● **THE TASK**:
Each line of the listing that includes the string "Tools" needs to be located and copied.
SUPPLIED DATA Start Marker
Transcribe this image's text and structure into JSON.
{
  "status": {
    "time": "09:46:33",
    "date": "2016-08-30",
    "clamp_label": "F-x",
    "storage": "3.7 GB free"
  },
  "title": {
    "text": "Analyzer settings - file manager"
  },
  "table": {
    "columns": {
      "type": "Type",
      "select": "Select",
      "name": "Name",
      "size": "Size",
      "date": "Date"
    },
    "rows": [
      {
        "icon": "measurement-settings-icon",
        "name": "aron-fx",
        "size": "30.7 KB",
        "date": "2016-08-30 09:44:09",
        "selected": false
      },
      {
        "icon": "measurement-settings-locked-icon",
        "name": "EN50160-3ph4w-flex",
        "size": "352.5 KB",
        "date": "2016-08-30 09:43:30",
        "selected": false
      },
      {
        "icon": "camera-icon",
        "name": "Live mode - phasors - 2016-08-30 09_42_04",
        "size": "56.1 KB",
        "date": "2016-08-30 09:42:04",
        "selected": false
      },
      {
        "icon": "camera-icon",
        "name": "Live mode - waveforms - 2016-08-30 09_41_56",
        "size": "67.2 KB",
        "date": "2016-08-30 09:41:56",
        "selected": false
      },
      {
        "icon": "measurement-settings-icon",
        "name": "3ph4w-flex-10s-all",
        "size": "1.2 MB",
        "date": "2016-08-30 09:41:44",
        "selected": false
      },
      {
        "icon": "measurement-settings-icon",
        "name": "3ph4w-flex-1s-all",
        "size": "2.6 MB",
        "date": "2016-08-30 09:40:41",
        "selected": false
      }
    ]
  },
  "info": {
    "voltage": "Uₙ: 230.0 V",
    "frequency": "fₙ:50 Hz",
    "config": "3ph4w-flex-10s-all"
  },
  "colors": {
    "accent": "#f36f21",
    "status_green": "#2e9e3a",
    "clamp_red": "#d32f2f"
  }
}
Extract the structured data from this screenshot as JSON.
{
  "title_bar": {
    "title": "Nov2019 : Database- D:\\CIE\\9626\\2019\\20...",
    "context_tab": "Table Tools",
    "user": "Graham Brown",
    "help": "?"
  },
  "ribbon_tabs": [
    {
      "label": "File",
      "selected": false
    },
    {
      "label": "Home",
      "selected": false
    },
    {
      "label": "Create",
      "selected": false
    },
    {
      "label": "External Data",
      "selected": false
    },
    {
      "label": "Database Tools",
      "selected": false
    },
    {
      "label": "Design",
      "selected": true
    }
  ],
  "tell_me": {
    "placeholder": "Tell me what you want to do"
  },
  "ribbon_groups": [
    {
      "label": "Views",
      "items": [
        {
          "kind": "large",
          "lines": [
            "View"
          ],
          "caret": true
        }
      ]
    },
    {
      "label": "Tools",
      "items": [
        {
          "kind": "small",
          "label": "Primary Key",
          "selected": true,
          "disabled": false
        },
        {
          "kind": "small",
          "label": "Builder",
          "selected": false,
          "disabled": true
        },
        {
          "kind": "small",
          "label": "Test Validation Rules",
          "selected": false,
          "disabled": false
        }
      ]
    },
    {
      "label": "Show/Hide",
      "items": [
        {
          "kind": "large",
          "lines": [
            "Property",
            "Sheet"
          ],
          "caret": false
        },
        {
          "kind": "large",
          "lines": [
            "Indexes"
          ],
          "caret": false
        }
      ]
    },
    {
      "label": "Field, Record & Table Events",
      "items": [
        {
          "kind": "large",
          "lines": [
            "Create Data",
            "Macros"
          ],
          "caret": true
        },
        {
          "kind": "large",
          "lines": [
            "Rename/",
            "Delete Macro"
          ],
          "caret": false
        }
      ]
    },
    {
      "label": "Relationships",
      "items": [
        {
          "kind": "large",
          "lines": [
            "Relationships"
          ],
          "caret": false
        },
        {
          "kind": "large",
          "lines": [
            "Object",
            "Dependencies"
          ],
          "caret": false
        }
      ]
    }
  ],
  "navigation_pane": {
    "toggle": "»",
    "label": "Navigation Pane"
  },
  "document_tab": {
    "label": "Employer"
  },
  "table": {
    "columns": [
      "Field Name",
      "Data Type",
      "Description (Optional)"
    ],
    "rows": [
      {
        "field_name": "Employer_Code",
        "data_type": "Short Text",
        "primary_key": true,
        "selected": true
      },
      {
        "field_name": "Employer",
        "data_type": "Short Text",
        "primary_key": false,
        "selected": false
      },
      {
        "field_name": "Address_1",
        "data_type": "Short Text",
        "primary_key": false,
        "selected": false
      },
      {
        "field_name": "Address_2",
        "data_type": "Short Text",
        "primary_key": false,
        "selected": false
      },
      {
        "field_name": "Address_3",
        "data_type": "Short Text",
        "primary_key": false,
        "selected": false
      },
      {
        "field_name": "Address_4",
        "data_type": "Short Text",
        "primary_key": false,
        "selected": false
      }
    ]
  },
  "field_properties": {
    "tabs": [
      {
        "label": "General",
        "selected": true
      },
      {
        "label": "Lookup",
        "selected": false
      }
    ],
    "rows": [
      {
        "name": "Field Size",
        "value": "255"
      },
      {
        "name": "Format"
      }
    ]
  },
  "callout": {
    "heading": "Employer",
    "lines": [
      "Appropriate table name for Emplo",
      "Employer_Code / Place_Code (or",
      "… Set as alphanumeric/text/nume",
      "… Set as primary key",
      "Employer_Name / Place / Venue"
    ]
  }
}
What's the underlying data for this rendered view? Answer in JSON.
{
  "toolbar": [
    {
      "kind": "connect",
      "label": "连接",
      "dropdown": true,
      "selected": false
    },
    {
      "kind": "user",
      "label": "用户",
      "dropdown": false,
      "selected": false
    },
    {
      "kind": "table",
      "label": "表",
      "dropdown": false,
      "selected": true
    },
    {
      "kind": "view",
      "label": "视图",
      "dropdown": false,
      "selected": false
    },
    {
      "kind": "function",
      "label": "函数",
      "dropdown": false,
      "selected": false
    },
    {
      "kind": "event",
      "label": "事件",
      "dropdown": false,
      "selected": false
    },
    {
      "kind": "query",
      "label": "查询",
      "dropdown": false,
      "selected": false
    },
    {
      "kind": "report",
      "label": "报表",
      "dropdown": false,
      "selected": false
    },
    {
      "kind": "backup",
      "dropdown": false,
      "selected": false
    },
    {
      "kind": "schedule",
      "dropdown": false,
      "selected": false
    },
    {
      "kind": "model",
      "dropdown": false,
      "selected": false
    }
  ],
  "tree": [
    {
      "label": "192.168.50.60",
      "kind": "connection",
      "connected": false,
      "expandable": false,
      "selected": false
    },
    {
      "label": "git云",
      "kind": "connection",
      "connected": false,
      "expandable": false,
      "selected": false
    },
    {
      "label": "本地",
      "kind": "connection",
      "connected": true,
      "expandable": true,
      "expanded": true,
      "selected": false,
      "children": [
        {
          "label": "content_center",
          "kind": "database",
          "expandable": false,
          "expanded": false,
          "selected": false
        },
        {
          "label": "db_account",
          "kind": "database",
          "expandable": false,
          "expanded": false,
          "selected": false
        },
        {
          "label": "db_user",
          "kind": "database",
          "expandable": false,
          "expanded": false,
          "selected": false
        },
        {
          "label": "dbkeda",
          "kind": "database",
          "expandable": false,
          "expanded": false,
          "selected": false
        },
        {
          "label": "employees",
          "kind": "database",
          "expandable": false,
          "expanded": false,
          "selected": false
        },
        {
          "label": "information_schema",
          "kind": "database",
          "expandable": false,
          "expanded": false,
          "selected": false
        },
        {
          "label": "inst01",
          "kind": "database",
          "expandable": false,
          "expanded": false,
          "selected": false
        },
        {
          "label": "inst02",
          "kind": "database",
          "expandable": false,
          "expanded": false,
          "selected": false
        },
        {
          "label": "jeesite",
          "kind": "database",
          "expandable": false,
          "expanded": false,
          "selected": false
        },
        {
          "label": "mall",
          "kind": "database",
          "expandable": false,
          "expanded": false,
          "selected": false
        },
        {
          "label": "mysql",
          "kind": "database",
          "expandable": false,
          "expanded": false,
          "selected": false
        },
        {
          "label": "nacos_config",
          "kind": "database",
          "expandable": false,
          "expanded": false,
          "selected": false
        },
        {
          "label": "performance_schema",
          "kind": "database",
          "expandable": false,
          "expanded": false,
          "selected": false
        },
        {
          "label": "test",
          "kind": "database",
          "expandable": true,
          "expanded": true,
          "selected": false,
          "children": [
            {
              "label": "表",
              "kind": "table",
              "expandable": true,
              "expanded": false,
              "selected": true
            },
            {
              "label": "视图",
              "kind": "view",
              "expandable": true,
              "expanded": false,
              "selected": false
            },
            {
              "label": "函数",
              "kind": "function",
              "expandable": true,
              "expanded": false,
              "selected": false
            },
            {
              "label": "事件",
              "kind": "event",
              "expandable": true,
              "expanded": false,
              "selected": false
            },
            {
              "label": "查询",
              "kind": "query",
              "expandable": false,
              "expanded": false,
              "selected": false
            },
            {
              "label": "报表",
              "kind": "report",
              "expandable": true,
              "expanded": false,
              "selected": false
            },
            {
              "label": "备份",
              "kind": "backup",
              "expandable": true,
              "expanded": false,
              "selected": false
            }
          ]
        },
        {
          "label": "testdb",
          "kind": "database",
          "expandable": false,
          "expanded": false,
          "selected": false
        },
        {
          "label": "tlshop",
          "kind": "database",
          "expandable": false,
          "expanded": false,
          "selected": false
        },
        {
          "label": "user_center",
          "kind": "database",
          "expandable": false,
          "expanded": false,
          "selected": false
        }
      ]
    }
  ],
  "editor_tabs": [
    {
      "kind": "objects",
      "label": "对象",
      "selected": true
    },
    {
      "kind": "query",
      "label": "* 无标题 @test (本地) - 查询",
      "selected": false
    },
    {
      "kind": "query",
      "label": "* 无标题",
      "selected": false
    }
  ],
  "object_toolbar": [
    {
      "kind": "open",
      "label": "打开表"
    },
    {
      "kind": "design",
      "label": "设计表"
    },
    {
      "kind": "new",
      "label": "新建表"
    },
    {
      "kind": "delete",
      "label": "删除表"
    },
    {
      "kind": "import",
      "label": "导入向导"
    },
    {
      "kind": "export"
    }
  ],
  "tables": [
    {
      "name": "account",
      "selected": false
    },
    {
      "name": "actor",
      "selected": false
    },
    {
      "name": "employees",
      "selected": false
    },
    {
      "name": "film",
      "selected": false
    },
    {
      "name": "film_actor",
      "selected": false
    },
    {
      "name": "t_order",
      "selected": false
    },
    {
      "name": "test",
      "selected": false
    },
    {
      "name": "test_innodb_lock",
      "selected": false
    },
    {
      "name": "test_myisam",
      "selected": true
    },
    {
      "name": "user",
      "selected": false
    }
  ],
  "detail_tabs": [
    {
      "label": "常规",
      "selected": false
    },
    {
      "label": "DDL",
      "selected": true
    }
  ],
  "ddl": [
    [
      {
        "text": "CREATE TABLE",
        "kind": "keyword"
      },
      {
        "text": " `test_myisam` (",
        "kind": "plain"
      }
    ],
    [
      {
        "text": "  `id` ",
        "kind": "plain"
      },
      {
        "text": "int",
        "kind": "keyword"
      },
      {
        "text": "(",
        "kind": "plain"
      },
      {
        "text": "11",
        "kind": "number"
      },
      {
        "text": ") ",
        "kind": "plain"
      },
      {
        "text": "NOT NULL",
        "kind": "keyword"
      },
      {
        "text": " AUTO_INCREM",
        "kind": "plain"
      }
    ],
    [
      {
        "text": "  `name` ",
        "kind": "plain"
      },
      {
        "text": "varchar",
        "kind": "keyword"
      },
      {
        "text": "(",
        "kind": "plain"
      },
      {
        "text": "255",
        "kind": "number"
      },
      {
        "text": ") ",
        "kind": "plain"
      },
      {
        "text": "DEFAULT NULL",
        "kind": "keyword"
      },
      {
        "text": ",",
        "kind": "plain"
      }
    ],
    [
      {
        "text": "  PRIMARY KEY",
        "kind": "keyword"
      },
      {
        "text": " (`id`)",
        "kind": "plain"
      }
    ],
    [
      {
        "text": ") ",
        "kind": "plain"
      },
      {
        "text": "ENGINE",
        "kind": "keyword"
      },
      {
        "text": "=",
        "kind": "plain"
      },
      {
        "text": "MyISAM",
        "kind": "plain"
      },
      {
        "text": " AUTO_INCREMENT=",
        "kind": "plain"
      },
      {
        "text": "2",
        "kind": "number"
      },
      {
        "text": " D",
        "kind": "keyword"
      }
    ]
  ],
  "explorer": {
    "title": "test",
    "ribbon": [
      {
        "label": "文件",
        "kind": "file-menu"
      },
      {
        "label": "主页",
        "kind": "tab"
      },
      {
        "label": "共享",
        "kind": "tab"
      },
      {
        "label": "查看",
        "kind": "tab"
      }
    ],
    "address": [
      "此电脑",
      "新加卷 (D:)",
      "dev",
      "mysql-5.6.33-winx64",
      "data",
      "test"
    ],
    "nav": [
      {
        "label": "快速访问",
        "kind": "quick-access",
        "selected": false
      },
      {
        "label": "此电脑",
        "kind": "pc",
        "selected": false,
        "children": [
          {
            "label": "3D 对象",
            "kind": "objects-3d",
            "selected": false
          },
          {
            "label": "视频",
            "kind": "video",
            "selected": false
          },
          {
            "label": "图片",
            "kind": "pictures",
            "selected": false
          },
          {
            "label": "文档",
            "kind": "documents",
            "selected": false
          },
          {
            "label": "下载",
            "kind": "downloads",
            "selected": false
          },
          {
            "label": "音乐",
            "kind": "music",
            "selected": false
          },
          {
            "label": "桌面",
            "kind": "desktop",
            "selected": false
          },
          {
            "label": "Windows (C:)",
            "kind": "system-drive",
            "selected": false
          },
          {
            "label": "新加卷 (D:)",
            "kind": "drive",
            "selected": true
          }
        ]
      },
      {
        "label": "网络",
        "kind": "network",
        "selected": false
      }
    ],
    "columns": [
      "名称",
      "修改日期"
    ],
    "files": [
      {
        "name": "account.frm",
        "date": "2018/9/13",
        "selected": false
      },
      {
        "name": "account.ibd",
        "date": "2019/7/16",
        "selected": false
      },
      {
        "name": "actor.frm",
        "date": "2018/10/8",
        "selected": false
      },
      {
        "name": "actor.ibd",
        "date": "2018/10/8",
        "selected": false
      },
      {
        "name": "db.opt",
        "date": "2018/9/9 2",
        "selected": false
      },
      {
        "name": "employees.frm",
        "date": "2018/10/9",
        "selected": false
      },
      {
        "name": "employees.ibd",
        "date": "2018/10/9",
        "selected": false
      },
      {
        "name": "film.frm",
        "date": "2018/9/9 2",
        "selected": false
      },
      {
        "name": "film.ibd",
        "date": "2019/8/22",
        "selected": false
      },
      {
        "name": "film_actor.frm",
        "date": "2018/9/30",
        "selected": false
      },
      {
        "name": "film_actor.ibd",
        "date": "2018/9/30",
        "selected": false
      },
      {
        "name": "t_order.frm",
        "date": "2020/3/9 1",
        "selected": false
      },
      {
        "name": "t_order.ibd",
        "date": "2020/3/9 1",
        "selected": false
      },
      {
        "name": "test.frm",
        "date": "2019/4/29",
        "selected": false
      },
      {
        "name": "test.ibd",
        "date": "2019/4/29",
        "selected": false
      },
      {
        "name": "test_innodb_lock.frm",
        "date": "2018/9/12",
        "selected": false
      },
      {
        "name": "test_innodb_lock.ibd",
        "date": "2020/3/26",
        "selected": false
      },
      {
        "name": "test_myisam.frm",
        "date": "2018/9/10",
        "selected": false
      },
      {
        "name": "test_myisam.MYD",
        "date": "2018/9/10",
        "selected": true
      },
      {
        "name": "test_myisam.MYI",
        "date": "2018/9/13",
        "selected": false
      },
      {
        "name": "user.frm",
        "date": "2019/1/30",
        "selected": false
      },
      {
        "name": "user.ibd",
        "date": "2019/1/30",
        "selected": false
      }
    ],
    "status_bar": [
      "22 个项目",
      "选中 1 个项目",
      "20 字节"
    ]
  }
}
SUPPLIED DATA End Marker
● **THE COMPLETED TASK**:
    "context_tab": "Table Tools",
      "label": "Database Tools",
      "label": "Tools",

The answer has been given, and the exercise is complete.